The departures of co-founder Maurice Saatchi, House of Cards author Lord Dobbs and two other directors sent M&C Saatchi into reverse.
The boardroom exodus came just days after the advertising company issued its second profit warning in three months due to an accounting scandal.
The board originally wanted chief executive David Kershaw to step down. But after taking soundings, it was clear major shareholders would be keen to see him stay to fix the £11.6million black hole in its accounts.
Shares hit: The boardroom exodus at M&C Saatchi came just days after the advertising company issued its second profit warning in three months due to an accounting scandal
On that advice, executive director Saatchi and non-executive directors Dobbs, Sir Michael Peat and Lorna Tilbian all quit, M&C Saatchi revealed on Tuesday.
The board has no non-executive directors left and has started headhunting. Shares fell 5.4 per cent, or 5.6p, to 97.4p as investors digested the latest turmoil at a firm, where shares are down 66 per cent this year.
Elsewhere, business has been booming so much at the AA that it is intending to use some of the cash it has generated to buy back some bonds – ‘imminently’.
CMC Markets chief market analyst Michael Hewson said the news ‘appears to be predicated on the basis that, having had a torrid year, the outlook appears to be stabilising’. Its shares jumped 16.2 per cent, or 7.02p, to 50.5p.
Gold miners Fresnillo (up 4.9 per cent, or 27.2p, to 581.6p) and Polymetal (up 11.7 per cent, or 19.5p, to 1190p) both climbed as gold prices rose around 0.4pc to $1471.
Stock Watch – Sopheon
Software provider Sopheon fell after it said several contracts it expected to ink in the fourth quarter have been pushed back to 2020.
The company, whose existing clients include Siemens and Pepsico, still has the same pipeline of work despite the ‘shift in timing’.
It is the selected bidder for some of this work already – and could pin down another £7.5million worth by the end of this year.
The AIM-listed, Minnesota group fell 10.9 per cent, or 75p, to 615p.
But overall, the FTSE 100 was virtually flat, up 0.04 per cent, or 2.49 points, to 7216.25.
The FTSE 250, on the other hand, was down 0.65 per cent, or 133.98 points, to 20,647.11, hamstrung by jitters over the election.
Investment group Riverstone Energy was one of the biggest fallers, dropping 3.6 per cent, or 15.5p, to 412.5p, after it sold all of its assets in the Gulf of Mexico to a US company called Talos.
Revenues at London-listed law firm DWF Group rose 10 per cent to £147million in the first half, though profits fell 12 per cent to £5million as costs grew.
DWF also announced it has expanded into Spain with the purchase of Rousaud Costas Duran for up to £42.5m in a cash-and-shares deal.

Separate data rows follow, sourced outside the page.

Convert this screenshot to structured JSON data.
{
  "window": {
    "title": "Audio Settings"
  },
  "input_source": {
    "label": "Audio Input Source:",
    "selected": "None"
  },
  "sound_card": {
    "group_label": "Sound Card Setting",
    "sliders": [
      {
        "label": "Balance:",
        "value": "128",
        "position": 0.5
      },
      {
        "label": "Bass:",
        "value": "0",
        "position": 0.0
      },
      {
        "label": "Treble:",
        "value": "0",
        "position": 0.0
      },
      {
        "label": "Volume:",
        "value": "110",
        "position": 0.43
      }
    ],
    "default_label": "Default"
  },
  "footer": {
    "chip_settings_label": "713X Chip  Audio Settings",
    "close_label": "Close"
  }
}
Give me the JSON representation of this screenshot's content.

It is DWF’s biggest takeover so far and will add 40 new partners to the group.
Investors say their shares edge up 1.2 per cent, or 1.5p, to 122p.

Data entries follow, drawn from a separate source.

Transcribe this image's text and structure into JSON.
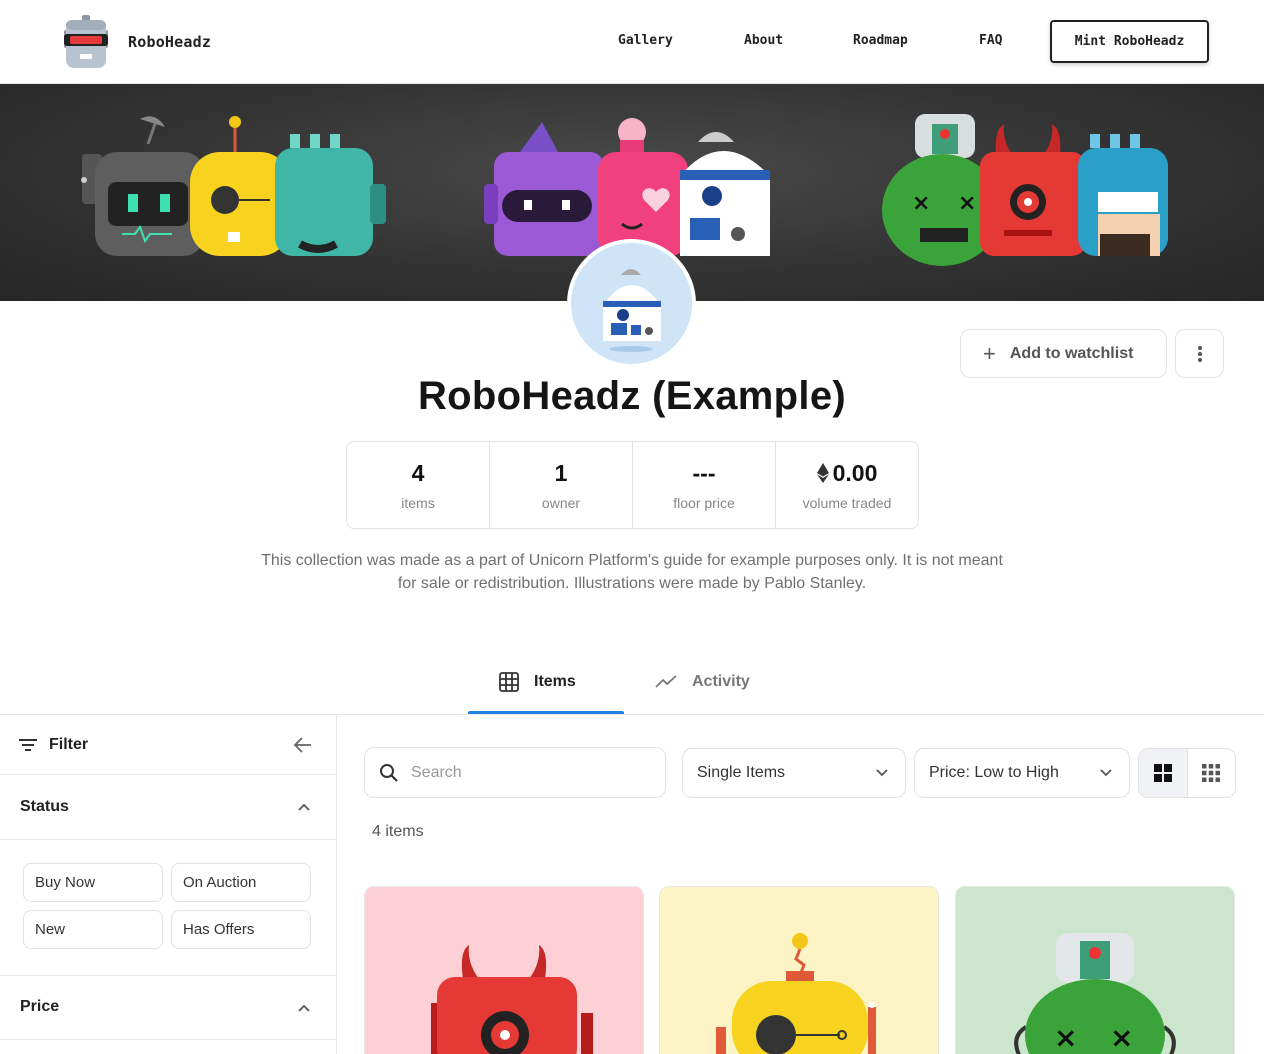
{
  "nav": {
    "brand": "RoboHeadz",
    "links": [
      "Gallery",
      "About",
      "Roadmap",
      "FAQ"
    ],
    "cta": "Mint RoboHeadz"
  },
  "collection": {
    "title": "RoboHeadz (Example)",
    "watchlist_label": "Add to watchlist",
    "stats": [
      {
        "value": "4",
        "label": "items"
      },
      {
        "value": "1",
        "label": "owner"
      },
      {
        "value": "---",
        "label": "floor price"
      },
      {
        "value": "0.00",
        "label": "volume traded"
      }
    ],
    "description": "This collection was made as a part of Unicorn Platform's guide for example purposes only. It is not meant for sale or redistribution. Illustrations were made by Pablo Stanley."
  },
  "tabs": [
    {
      "label": "Items",
      "active": true
    },
    {
      "label": "Activity",
      "active": false
    }
  ],
  "sidebar": {
    "filter_label": "Filter",
    "status_title": "Status",
    "status_options": [
      "Buy Now",
      "On Auction",
      "New",
      "Has Offers"
    ],
    "price_title": "Price"
  },
  "toolbar": {
    "search_placeholder": "Search",
    "type_select": "Single Items",
    "sort_select": "Price: Low to High"
  },
  "items_count": "4 items",
  "cards": [
    {
      "bg": "#fcd0d4",
      "robot": "red-devil"
    },
    {
      "bg": "#fdf4c6",
      "robot": "yellow-antenna"
    },
    {
      "bg": "#cce6cd",
      "robot": "green-zombie"
    }
  ],
  "colors": {
    "accent": "#2081e2",
    "text": "#151515",
    "muted": "#888888"
  }
}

Online trading firm IG Group edged 3.1 per cent, or 20.8p, lower to 660p, after it appointed a new chairman.
Robert McTighe, who also chairs BT Openreach, will take over from interim chair Jonathan Moulds on February 3.
Profit-takers sold shares in IT group Computacenter, sending it down 4.6 per cent, or 73p, to 1532p, after it rose during the previous session on a profit upgrade.

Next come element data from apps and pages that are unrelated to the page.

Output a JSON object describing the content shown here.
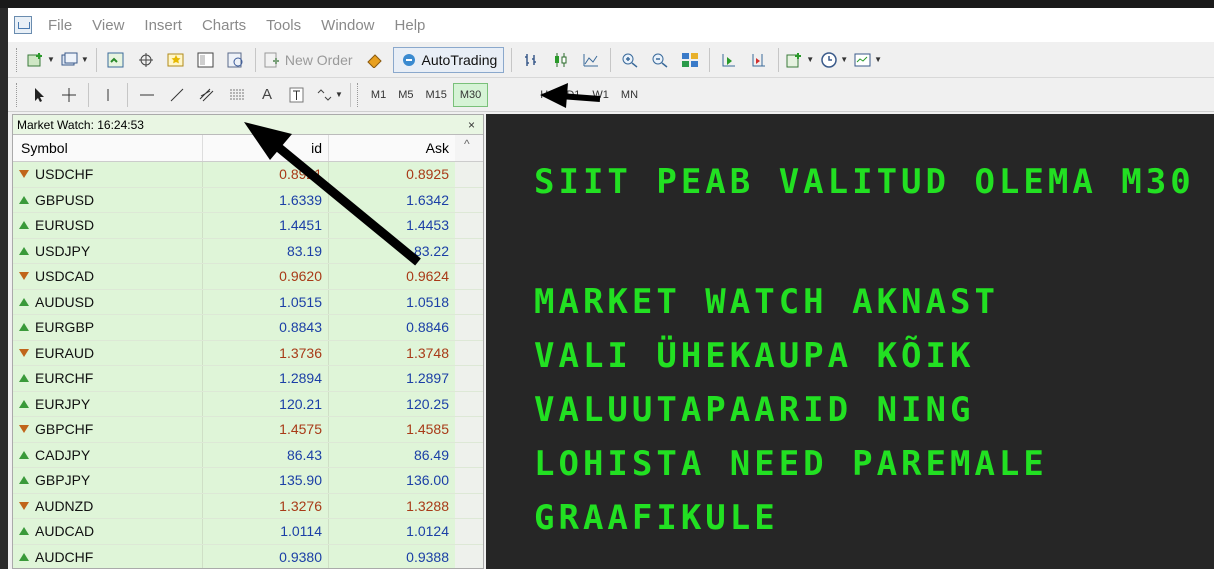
{
  "menu": {
    "items": [
      "File",
      "View",
      "Insert",
      "Charts",
      "Tools",
      "Window",
      "Help"
    ]
  },
  "toolbar1": {
    "new_order_label": "New Order",
    "autotrading_label": "AutoTrading"
  },
  "toolbar2": {
    "timeframes": [
      "M1",
      "M5",
      "M15",
      "M30",
      "H4",
      "D1",
      "W1",
      "MN"
    ],
    "active_timeframe": "M30"
  },
  "market_watch": {
    "title": "Market Watch: 16:24:53",
    "close_label": "×",
    "columns": {
      "symbol": "Symbol",
      "bid": "id",
      "ask": "Ask"
    },
    "rows": [
      {
        "symbol": "USDCHF",
        "dir": "down",
        "bid": "0.8921",
        "ask": "0.8925"
      },
      {
        "symbol": "GBPUSD",
        "dir": "up",
        "bid": "1.6339",
        "ask": "1.6342"
      },
      {
        "symbol": "EURUSD",
        "dir": "up",
        "bid": "1.4451",
        "ask": "1.4453"
      },
      {
        "symbol": "USDJPY",
        "dir": "up",
        "bid": "83.19",
        "ask": "83.22"
      },
      {
        "symbol": "USDCAD",
        "dir": "down",
        "bid": "0.9620",
        "ask": "0.9624"
      },
      {
        "symbol": "AUDUSD",
        "dir": "up",
        "bid": "1.0515",
        "ask": "1.0518"
      },
      {
        "symbol": "EURGBP",
        "dir": "up",
        "bid": "0.8843",
        "ask": "0.8846"
      },
      {
        "symbol": "EURAUD",
        "dir": "down",
        "bid": "1.3736",
        "ask": "1.3748"
      },
      {
        "symbol": "EURCHF",
        "dir": "up",
        "bid": "1.2894",
        "ask": "1.2897"
      },
      {
        "symbol": "EURJPY",
        "dir": "up",
        "bid": "120.21",
        "ask": "120.25"
      },
      {
        "symbol": "GBPCHF",
        "dir": "down",
        "bid": "1.4575",
        "ask": "1.4585"
      },
      {
        "symbol": "CADJPY",
        "dir": "up",
        "bid": "86.43",
        "ask": "86.49"
      },
      {
        "symbol": "GBPJPY",
        "dir": "up",
        "bid": "135.90",
        "ask": "136.00"
      },
      {
        "symbol": "AUDNZD",
        "dir": "down",
        "bid": "1.3276",
        "ask": "1.3288"
      },
      {
        "symbol": "AUDCAD",
        "dir": "up",
        "bid": "1.0114",
        "ask": "1.0124"
      },
      {
        "symbol": "AUDCHF",
        "dir": "up",
        "bid": "0.9380",
        "ask": "0.9388"
      }
    ]
  },
  "annotation": {
    "line1": "SIIT PEAB VALITUD OLEMA M30",
    "line2": "MARKET WATCH AKNAST",
    "line3": "VALI ÜHEKAUPA KÕIK",
    "line4": "VALUUTAPAARID NING",
    "line5": "LOHISTA NEED PAREMALE",
    "line6": "GRAAFIKULE",
    "color": "#22e022"
  },
  "colors": {
    "up_text": "#1b3fa6",
    "down_text": "#a83a17",
    "row_bg": "#dff5d8",
    "dark_panel": "#262626"
  }
}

And luxury retailer Watches of Switzerland lost even more ground, despite this week reporting a 112 per cent rise in profit to £26.5million.
It fell 5.9 per cent, or 18.8p, to 301.2p, possibly over worries about consumer spending and what will happen to the value of sterling after the election.
Among the small-caps, Big Dish, which gets subscribers discounts at restaurants, was in the red after it said it was reviewing its corporate governance standards after criticism over a fundraise earlier in the year.
It admitted it had given the impression it had enough cash several days before it raised £2.1million from a share placement, which took investors by surprise.
Its shares closed 14.5 per cent, or 0.23p, lower at 1.32p.
Over on AIM, the radiation detector maker Kromek rocketed 26.1 per cent higher, up 4.5p, to 21.75p, after first-half revenues jumped 43 per cent to £5.3million.
Some links in this article may be affiliate links. If you click on them we may earn a small commission. That helps us fund This Is Money, and keep it free to use. We do not write articles to promote products. We do not allow any commercial relationship to affect our editorial independence.